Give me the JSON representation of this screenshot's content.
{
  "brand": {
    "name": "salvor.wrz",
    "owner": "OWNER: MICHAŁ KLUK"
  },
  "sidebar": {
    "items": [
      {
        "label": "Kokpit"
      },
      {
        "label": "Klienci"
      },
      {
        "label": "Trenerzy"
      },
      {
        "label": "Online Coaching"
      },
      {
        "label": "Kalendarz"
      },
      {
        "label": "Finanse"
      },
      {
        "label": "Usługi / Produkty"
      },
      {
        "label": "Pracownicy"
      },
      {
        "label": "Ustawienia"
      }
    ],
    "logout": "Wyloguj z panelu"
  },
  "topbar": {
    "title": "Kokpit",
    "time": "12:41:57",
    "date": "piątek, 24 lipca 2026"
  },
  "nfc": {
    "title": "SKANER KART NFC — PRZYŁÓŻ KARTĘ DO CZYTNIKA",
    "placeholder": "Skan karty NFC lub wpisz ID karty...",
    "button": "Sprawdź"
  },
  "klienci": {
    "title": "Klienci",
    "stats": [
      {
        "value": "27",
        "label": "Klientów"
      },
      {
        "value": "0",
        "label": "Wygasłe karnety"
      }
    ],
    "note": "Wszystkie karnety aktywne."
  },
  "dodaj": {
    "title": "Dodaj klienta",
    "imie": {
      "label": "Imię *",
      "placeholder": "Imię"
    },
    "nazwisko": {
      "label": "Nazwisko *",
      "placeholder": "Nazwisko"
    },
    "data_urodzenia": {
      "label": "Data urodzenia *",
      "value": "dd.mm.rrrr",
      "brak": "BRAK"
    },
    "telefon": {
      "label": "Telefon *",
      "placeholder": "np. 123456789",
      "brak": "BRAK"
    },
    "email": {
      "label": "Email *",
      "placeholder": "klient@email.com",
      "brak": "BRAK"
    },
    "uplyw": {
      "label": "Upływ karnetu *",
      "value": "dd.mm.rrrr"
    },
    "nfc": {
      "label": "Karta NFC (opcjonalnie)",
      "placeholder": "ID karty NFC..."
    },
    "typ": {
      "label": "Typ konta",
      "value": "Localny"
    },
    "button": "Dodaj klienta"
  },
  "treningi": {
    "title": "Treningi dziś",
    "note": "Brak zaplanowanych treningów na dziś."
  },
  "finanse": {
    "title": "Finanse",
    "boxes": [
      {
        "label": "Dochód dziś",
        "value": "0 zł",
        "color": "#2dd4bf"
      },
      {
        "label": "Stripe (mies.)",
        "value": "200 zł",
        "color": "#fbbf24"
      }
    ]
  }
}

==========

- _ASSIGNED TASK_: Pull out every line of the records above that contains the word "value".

- _ANSWER TO THIS TASK_:
        "value": "27",
        "value": "0",
      "value": "dd.mm.rrrr",
      "value": "dd.mm.rrrr"
      "value": "Localny"
        "value": "0 zł",
        "value": "200 zł",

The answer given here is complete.